## Task statement
Only lines with the word "data" are wanted; copy each of them from the listing below.

····················

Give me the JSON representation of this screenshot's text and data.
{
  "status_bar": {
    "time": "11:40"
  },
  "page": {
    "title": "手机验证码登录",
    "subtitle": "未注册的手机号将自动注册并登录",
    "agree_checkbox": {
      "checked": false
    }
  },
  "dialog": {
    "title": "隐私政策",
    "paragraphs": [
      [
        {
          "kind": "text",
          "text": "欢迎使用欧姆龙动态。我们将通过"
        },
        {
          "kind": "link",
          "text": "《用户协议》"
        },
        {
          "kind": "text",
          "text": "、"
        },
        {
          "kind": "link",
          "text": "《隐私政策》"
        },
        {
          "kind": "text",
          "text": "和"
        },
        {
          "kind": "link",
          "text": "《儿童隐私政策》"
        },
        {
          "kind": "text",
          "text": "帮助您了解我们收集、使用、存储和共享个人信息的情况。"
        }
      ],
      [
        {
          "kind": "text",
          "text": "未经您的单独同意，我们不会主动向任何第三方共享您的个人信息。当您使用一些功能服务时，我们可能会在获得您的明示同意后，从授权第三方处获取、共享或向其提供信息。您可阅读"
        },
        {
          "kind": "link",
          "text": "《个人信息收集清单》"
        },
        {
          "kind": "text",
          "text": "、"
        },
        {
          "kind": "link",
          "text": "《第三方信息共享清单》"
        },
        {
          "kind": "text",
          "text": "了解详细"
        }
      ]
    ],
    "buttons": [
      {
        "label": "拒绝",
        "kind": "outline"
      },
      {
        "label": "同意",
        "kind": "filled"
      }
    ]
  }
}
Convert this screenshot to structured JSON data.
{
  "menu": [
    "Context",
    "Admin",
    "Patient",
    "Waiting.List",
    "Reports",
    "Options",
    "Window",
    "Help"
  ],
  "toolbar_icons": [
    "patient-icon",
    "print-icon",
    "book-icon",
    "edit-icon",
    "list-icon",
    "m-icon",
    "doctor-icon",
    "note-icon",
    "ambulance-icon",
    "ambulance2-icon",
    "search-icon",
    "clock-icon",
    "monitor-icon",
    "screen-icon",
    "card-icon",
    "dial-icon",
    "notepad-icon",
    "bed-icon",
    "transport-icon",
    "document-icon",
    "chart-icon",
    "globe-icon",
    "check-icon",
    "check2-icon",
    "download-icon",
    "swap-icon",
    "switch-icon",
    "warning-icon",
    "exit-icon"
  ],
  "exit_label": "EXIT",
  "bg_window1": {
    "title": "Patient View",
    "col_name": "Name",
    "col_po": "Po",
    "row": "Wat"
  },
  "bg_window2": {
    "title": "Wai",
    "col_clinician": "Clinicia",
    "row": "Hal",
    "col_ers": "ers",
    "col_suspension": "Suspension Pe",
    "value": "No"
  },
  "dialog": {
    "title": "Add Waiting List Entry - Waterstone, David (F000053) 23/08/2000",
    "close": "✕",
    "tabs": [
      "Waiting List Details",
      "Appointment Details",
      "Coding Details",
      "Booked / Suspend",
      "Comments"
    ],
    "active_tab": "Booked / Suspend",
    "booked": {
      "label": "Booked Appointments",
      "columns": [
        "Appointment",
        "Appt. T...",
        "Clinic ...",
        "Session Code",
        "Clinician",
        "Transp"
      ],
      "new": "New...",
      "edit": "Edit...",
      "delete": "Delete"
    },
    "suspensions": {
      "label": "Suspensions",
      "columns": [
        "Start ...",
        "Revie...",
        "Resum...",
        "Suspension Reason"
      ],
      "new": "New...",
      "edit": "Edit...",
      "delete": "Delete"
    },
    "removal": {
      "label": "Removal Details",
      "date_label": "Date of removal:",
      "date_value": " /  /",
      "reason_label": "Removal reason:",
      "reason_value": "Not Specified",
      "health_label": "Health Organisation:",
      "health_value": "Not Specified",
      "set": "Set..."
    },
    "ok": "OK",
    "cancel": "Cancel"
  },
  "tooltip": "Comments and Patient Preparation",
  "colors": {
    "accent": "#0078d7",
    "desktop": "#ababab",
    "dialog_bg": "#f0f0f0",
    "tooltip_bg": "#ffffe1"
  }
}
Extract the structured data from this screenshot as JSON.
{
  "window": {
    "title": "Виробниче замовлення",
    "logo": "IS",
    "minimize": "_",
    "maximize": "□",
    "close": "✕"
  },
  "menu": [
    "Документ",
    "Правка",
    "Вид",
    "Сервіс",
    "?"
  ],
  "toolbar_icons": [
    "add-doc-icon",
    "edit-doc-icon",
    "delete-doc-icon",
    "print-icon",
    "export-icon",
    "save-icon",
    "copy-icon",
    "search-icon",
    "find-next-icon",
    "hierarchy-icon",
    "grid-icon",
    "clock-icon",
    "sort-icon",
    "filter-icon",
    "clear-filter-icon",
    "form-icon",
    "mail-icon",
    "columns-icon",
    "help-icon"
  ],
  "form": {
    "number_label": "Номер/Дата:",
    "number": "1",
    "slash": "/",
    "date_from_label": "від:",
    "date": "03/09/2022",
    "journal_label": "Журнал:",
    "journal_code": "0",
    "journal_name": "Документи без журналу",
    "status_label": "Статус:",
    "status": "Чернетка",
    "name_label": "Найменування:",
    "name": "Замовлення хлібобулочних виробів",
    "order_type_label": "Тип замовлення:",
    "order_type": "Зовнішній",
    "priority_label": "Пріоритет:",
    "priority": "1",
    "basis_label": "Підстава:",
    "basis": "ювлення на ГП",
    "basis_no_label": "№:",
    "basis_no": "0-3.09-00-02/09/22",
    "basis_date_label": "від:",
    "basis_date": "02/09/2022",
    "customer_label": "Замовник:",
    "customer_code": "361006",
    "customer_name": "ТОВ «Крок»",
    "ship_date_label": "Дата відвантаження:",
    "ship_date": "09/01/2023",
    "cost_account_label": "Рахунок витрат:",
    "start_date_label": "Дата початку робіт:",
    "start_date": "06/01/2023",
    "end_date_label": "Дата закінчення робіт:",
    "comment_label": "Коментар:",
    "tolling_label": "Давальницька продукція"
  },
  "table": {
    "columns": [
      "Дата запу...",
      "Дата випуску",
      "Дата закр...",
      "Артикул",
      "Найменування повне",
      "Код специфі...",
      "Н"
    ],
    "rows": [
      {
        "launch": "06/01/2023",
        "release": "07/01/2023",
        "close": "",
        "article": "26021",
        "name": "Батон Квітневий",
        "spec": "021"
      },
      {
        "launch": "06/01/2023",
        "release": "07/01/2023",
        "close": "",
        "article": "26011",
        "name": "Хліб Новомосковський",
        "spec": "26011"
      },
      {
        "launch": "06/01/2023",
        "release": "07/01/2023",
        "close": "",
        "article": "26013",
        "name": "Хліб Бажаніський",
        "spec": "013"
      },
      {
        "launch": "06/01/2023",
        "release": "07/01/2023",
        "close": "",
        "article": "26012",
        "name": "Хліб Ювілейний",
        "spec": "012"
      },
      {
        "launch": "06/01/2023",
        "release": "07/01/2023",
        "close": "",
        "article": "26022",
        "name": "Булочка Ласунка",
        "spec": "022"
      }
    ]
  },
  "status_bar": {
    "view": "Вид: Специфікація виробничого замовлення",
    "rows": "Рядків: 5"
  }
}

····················

## Output for this exercise
Give me the JSON representation of this screenshot's text and data.
Convert this screenshot to structured JSON data.
Extract the structured data from this screenshot as JSON.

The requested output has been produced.